=== DATA UNDER STUDY ===
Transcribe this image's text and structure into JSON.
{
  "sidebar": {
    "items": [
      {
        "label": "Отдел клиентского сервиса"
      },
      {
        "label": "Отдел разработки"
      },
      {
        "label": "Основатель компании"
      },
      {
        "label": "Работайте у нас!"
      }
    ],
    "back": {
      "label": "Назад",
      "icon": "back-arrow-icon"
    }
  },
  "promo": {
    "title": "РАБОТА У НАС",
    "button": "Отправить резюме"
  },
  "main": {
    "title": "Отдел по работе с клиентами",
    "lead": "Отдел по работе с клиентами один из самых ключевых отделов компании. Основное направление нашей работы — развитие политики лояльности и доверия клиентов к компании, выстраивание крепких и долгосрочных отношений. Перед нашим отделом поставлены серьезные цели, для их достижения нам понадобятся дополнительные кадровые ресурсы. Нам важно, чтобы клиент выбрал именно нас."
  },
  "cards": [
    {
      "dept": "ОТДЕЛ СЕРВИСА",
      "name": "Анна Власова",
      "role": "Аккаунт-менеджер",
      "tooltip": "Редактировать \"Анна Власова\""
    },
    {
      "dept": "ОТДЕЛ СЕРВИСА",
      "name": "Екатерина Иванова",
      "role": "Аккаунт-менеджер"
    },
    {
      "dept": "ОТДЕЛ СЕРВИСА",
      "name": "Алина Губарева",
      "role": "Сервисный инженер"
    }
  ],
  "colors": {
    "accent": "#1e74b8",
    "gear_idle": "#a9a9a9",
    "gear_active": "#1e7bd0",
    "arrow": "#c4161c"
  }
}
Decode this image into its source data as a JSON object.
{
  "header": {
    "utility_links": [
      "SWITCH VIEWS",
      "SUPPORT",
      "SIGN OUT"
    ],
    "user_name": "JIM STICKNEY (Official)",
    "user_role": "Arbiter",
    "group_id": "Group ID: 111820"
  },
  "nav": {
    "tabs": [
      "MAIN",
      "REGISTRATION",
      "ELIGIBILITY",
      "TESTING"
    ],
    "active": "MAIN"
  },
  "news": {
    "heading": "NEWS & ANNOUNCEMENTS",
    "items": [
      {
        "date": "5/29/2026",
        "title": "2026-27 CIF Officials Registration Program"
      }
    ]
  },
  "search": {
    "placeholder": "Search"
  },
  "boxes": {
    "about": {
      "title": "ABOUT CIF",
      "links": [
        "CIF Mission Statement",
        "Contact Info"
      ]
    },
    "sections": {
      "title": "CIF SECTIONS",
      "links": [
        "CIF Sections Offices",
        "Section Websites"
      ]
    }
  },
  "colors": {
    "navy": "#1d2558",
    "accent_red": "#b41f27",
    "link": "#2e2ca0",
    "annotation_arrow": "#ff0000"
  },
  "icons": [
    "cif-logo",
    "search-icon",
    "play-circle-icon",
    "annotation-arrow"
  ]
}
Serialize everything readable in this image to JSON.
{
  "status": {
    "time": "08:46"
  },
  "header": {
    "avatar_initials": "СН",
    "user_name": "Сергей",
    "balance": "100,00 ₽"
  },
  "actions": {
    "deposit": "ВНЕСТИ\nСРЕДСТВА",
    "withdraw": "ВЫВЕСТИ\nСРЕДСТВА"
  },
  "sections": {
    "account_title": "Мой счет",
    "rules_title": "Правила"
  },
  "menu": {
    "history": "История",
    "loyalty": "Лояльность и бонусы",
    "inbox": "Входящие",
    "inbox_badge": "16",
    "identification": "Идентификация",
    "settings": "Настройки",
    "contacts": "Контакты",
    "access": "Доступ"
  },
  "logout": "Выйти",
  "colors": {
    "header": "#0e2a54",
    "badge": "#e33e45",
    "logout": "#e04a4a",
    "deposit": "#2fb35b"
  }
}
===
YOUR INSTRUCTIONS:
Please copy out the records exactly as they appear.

RESPONSE TO THE TASK:
Transcribe this image's text and structure into JSON.
{
  "sidebar": {
    "items": [
      {
        "label": "Отдел клиентского сервиса"
      },
      {
        "label": "Отдел разработки"
      },
      {
        "label": "Основатель компании"
      },
      {
        "label": "Работайте у нас!"
      }
    ],
    "back": {
      "label": "Назад",
      "icon": "back-arrow-icon"
    }
  },
  "promo": {
    "title": "РАБОТА У НАС",
    "button": "Отправить резюме"
  },
  "main": {
    "title": "Отдел по работе с клиентами",
    "lead": "Отдел по работе с клиентами один из самых ключевых отделов компании. Основное направление нашей работы — развитие политики лояльности и доверия клиентов к компании, выстраивание крепких и долгосрочных отношений. Перед нашим отделом поставлены серьезные цели, для их достижения нам понадобятся дополнительные кадровые ресурсы. Нам важно, чтобы клиент выбрал именно нас."
  },
  "cards": [
    {
      "dept": "ОТДЕЛ СЕРВИСА",
      "name": "Анна Власова",
      "role": "Аккаунт-менеджер",
      "tooltip": "Редактировать \"Анна Власова\""
    },
    {
      "dept": "ОТДЕЛ СЕРВИСА",
      "name": "Екатерина Иванова",
      "role": "Аккаунт-менеджер"
    },
    {
      "dept": "ОТДЕЛ СЕРВИСА",
      "name": "Алина Губарева",
      "role": "Сервисный инженер"
    }
  ],
  "colors": {
    "accent": "#1e74b8",
    "gear_idle": "#a9a9a9",
    "gear_active": "#1e7bd0",
    "arrow": "#c4161c"
  }
}
Decode this image into its source data as a JSON object.
{
  "header": {
    "utility_links": [
      "SWITCH VIEWS",
      "SUPPORT",
      "SIGN OUT"
    ],
    "user_name": "JIM STICKNEY (Official)",
    "user_role": "Arbiter",
    "group_id": "Group ID: 111820"
  },
  "nav": {
    "tabs": [
      "MAIN",
      "REGISTRATION",
      "ELIGIBILITY",
      "TESTING"
    ],
    "active": "MAIN"
  },
  "news": {
    "heading": "NEWS & ANNOUNCEMENTS",
    "items": [
      {
        "date": "5/29/2026",
        "title": "2026-27 CIF Officials Registration Program"
      }
    ]
  },
  "search": {
    "placeholder": "Search"
  },
  "boxes": {
    "about": {
      "title": "ABOUT CIF",
      "links": [
        "CIF Mission Statement",
        "Contact Info"
      ]
    },
    "sections": {
      "title": "CIF SECTIONS",
      "links": [
        "CIF Sections Offices",
        "Section Websites"
      ]
    }
  },
  "colors": {
    "navy": "#1d2558",
    "accent_red": "#b41f27",
    "link": "#2e2ca0",
    "annotation_arrow": "#ff0000"
  },
  "icons": [
    "cif-logo",
    "search-icon",
    "play-circle-icon",
    "annotation-arrow"
  ]
}
Serialize everything readable in this image to JSON.
{
  "status": {
    "time": "08:46"
  },
  "header": {
    "avatar_initials": "СН",
    "user_name": "Сергей",
    "balance": "100,00 ₽"
  },
  "actions": {
    "deposit": "ВНЕСТИ\nСРЕДСТВА",
    "withdraw": "ВЫВЕСТИ\nСРЕДСТВА"
  },
  "sections": {
    "account_title": "Мой счет",
    "rules_title": "Правила"
  },
  "menu": {
    "history": "История",
    "loyalty": "Лояльность и бонусы",
    "inbox": "Входящие",
    "inbox_badge": "16",
    "identification": "Идентификация",
    "settings": "Настройки",
    "contacts": "Контакты",
    "access": "Доступ"
  },
  "logout": "Выйти",
  "colors": {
    "header": "#0e2a54",
    "badge": "#e33e45",
    "logout": "#e04a4a",
    "deposit": "#2fb35b"
  }
}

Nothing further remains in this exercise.